*** Input data Section Begins ***
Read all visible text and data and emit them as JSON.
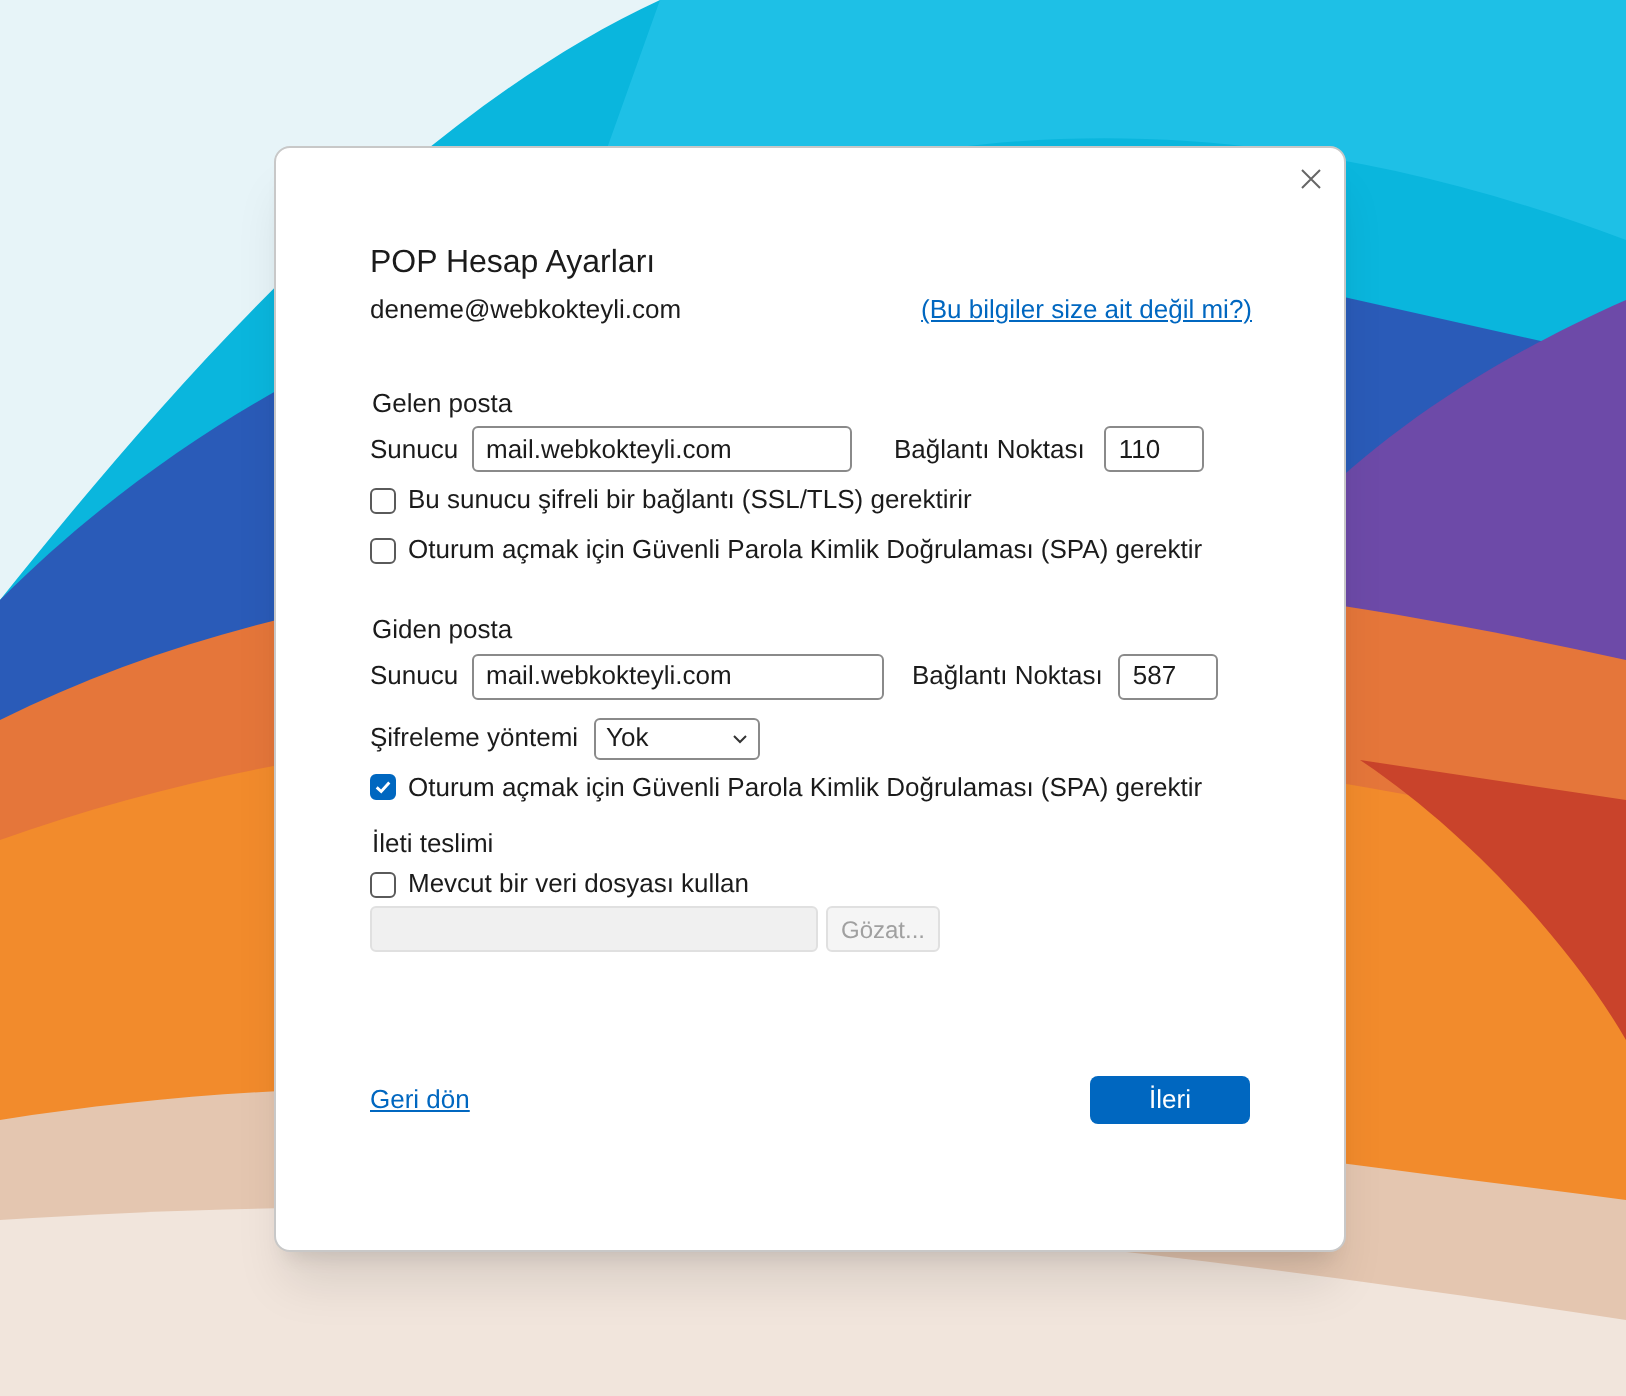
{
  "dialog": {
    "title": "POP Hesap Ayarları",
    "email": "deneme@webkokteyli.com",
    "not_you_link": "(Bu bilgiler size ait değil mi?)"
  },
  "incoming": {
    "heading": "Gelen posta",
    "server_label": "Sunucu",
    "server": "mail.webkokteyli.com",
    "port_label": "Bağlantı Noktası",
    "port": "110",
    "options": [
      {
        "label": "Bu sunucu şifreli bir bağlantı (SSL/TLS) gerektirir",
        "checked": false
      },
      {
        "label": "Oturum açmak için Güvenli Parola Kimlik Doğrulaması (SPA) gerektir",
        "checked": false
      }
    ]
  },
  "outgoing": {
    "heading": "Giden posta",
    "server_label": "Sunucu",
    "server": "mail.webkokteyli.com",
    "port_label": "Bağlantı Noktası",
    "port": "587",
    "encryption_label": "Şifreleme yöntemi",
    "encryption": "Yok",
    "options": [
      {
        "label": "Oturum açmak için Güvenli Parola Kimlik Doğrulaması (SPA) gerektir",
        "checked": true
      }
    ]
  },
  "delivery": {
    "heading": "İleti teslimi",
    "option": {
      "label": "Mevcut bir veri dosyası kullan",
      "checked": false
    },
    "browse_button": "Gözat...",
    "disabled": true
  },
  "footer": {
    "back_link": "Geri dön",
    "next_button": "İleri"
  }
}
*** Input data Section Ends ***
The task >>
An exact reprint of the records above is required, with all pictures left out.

Solution for this task >>
Read all visible text and data and emit them as JSON.
{
  "dialog": {
    "title": "POP Hesap Ayarları",
    "email": "deneme@webkokteyli.com",
    "not_you_link": "(Bu bilgiler size ait değil mi?)"
  },
  "incoming": {
    "heading": "Gelen posta",
    "server_label": "Sunucu",
    "server": "mail.webkokteyli.com",
    "port_label": "Bağlantı Noktası",
    "port": "110",
    "options": [
      {
        "label": "Bu sunucu şifreli bir bağlantı (SSL/TLS) gerektirir",
        "checked": false
      },
      {
        "label": "Oturum açmak için Güvenli Parola Kimlik Doğrulaması (SPA) gerektir",
        "checked": false
      }
    ]
  },
  "outgoing": {
    "heading": "Giden posta",
    "server_label": "Sunucu",
    "server": "mail.webkokteyli.com",
    "port_label": "Bağlantı Noktası",
    "port": "587",
    "encryption_label": "Şifreleme yöntemi",
    "encryption": "Yok",
    "options": [
      {
        "label": "Oturum açmak için Güvenli Parola Kimlik Doğrulaması (SPA) gerektir",
        "checked": true
      }
    ]
  },
  "delivery": {
    "heading": "İleti teslimi",
    "option": {
      "label": "Mevcut bir veri dosyası kullan",
      "checked": false
    },
    "browse_button": "Gözat...",
    "disabled": true
  },
  "footer": {
    "back_link": "Geri dön",
    "next_button": "İleri"
  }
}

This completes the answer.